→ **Work required**:
In the entries below, filter for the word "Jasmine" and copy every matching line.

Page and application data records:
__________________________________________________

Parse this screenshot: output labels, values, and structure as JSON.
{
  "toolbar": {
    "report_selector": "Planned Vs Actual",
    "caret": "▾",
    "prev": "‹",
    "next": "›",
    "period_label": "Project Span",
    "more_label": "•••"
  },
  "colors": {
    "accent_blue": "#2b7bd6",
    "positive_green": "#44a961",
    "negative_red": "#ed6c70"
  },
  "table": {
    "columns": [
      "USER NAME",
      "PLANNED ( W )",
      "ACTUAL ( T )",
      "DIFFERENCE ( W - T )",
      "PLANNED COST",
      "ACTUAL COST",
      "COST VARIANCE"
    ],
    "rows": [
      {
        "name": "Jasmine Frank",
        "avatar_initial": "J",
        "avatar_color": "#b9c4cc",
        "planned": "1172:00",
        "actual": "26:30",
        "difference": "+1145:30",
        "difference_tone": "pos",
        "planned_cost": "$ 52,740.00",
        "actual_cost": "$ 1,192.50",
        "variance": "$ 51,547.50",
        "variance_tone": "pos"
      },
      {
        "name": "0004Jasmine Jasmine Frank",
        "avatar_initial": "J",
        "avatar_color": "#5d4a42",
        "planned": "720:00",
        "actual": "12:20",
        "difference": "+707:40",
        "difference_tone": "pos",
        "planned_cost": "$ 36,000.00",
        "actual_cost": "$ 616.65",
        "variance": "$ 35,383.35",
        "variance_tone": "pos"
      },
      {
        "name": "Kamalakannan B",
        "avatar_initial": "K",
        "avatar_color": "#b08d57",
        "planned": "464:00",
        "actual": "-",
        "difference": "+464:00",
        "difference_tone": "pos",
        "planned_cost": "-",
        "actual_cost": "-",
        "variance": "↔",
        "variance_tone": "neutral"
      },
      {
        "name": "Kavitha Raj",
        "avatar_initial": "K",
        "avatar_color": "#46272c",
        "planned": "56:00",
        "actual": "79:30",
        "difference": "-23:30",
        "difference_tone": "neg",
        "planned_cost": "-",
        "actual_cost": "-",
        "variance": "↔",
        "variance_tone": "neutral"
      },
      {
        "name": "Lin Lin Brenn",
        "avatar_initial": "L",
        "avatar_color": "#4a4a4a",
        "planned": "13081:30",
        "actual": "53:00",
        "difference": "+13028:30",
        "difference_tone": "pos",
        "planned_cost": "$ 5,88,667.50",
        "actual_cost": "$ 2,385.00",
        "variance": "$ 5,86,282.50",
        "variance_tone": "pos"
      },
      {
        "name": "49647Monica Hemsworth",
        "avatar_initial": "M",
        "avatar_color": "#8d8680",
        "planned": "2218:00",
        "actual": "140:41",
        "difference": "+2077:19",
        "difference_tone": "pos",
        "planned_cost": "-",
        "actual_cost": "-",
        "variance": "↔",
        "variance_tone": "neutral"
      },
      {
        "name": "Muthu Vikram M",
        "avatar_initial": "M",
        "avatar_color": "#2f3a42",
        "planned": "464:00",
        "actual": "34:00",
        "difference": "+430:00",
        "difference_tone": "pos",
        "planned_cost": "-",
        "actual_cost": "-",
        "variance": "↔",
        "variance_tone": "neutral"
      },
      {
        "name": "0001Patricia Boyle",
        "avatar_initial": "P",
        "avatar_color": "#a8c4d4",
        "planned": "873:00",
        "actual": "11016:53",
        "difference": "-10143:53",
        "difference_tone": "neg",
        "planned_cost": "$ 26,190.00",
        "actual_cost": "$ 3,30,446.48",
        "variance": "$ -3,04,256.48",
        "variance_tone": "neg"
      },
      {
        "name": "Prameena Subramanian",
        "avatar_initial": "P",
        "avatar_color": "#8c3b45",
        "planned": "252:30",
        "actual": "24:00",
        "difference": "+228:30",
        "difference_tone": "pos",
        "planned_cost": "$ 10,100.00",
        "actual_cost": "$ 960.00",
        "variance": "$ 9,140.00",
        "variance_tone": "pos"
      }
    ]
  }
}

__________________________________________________

→ **Result of this exercise**:
        "name": "Jasmine Frank",
        "name": "0004Jasmine Jasmine Frank",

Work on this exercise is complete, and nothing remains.